This is, I admit, a lot to ask. Having the background to do peer-accepted research in most social sciences, anthropology for example, takes upwards of 5-10 years of full time study, including learning multiple languages, years of background study, and doing targeted fieldwork. For something like the martial arts that would be on top of time training. But that is what it takes in, say, modern dance, to be considered a real researcher. Why should the martial arts ask any less of themselves? Isn’t the idea of 文武両道 (bun-bu ryodo- the way of study and martial practice) exactly this, putting as much effort into your academic study as your martial study? Aren’t we supposed to be about pushing ourselves, being honest with ourselves, and not accepting second best? The easy stuff has been done. Simple histories, descriptions of styles, and so on are a dime a dozen. The arts deserve more.
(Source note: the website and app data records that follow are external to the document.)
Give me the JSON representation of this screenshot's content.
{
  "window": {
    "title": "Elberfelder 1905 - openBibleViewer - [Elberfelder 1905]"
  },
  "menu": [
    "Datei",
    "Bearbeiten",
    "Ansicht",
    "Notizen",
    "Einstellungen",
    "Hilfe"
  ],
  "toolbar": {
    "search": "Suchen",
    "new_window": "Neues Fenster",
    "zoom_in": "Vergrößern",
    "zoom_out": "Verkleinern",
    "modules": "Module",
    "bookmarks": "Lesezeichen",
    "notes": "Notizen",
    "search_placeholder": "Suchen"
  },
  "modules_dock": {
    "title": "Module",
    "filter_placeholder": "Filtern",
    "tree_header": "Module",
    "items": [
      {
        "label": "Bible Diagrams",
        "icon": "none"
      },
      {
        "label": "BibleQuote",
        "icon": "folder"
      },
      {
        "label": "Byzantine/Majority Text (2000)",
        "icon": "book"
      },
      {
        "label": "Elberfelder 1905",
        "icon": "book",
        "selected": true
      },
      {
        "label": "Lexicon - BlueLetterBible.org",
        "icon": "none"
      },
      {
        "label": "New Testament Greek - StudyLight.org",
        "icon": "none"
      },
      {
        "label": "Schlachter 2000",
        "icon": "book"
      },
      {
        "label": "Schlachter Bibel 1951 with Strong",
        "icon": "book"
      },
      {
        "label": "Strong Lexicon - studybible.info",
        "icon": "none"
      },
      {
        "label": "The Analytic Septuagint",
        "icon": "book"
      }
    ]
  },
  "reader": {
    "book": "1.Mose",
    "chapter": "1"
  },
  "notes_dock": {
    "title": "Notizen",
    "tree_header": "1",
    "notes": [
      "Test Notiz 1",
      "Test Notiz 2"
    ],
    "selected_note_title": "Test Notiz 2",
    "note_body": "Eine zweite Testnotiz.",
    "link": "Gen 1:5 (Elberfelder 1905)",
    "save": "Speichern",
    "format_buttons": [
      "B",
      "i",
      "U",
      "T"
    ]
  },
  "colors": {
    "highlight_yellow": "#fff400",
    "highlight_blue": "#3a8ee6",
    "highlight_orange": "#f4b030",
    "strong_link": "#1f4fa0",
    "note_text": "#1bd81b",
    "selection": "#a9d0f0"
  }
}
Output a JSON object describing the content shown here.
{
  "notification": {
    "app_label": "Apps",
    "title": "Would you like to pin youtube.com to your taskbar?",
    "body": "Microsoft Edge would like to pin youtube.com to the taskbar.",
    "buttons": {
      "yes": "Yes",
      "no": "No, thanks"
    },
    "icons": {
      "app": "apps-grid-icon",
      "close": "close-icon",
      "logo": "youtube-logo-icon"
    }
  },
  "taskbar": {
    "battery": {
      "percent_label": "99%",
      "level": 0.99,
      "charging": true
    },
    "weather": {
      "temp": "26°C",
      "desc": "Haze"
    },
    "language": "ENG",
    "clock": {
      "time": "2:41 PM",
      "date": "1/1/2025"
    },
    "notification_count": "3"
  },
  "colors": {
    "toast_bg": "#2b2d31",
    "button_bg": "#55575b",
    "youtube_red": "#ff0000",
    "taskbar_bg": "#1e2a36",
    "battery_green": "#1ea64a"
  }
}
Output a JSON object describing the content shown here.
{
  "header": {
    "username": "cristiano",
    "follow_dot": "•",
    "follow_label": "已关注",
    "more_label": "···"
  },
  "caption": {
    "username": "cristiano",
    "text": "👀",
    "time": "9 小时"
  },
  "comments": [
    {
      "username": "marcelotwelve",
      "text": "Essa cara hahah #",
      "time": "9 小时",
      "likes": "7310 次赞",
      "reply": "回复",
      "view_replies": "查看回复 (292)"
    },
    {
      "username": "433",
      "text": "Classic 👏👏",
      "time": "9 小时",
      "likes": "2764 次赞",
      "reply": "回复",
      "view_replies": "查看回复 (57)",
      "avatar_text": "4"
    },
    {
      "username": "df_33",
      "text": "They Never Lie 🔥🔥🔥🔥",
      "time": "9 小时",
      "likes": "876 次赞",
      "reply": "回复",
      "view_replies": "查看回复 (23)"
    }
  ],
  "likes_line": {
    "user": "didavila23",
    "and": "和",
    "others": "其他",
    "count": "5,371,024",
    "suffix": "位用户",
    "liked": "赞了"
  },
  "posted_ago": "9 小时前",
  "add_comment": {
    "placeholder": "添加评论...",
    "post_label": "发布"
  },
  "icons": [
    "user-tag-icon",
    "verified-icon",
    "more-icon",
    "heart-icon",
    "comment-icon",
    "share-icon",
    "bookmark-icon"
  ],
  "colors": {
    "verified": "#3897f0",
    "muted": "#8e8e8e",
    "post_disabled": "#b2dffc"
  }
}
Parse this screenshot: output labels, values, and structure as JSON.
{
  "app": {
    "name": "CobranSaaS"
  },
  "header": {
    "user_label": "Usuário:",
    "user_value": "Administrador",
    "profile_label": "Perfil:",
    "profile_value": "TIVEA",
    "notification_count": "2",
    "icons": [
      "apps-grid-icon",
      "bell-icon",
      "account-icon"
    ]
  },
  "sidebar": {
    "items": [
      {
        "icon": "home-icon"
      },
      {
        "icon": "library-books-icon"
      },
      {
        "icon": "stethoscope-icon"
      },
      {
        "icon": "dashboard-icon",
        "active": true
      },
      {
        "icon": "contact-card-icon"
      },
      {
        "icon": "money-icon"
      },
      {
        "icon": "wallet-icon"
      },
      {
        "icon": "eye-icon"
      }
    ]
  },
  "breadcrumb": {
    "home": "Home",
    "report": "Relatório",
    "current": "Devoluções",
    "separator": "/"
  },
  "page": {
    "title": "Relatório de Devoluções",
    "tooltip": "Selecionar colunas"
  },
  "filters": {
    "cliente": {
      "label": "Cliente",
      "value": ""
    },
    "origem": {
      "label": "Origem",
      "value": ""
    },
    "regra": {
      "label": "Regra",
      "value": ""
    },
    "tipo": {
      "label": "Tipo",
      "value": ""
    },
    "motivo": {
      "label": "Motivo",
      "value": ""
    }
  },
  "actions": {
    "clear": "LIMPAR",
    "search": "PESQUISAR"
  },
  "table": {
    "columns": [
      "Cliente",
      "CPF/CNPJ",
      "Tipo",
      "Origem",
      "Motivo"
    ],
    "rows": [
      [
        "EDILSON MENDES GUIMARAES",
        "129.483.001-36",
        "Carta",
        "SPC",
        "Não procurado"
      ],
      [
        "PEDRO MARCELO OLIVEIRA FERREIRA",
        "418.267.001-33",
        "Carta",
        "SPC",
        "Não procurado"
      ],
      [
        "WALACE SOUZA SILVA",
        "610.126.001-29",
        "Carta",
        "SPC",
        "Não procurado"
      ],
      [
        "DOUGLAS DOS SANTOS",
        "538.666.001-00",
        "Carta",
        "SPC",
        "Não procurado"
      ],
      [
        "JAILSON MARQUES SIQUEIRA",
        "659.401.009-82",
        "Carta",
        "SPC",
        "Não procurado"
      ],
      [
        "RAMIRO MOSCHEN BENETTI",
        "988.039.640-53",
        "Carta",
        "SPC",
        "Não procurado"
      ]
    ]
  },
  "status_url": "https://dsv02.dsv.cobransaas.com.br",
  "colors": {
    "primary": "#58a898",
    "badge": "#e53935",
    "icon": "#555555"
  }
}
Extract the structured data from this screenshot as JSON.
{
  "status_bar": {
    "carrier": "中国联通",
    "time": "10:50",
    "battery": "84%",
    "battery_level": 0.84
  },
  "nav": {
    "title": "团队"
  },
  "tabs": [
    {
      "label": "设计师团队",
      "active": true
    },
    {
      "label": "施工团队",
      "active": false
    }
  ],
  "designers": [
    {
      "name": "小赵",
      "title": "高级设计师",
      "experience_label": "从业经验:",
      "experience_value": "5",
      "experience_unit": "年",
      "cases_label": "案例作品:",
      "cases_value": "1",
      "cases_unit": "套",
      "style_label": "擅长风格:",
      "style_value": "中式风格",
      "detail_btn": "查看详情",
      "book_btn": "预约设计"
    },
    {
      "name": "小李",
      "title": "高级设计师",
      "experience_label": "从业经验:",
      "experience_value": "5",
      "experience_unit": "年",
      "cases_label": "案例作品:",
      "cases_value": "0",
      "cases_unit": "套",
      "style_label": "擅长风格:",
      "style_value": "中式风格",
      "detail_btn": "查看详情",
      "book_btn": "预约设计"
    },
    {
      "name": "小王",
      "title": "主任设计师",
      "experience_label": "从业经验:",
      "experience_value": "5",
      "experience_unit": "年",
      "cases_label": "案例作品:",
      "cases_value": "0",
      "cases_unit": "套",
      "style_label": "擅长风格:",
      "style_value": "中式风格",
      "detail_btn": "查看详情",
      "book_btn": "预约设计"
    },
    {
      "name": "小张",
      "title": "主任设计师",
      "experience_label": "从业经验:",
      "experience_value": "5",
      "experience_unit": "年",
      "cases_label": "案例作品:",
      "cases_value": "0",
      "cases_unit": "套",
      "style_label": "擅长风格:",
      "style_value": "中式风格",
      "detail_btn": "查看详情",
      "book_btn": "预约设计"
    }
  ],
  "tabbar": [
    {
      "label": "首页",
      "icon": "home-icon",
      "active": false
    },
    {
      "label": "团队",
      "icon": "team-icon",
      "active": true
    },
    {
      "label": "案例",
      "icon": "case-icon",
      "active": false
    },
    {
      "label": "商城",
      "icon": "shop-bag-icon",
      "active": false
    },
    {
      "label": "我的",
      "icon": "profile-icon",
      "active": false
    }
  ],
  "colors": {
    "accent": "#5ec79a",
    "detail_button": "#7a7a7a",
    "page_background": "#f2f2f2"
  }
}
In particular we need work that leaves behind self-aggrandizement and political agenda. It should ask questions and let the work find the answers instead of starting with them and working backwards. But if you do want to espouse a particular idea, say that your teacher is the “true” heir of the system even though there are other claimants, then prove it.  Your research needs to examine your teacher’s claim in light of appropriate social mores, requires multiple sources for collaboration, must take into account different claims and demonstrate why they are inferior (if they actually are), and must examine the stake your teacher and his students have in this claim and how that may have affected it. Information should be gathered in source languages and examined using appropriate methods. It should also be well written and well organized, with proper citations. Finally it would need to be peer-reviewed, by people who are not in your lineage, for accuracy and bias. Then it could be considered research, and perhaps even be accurate. If there was more work like this about the Okinawan martial arts then this research might help us all move the arts forward. And if more started with questions instead of answers we might actually be keeping to the ideal of 文武両道. That would be a step forward.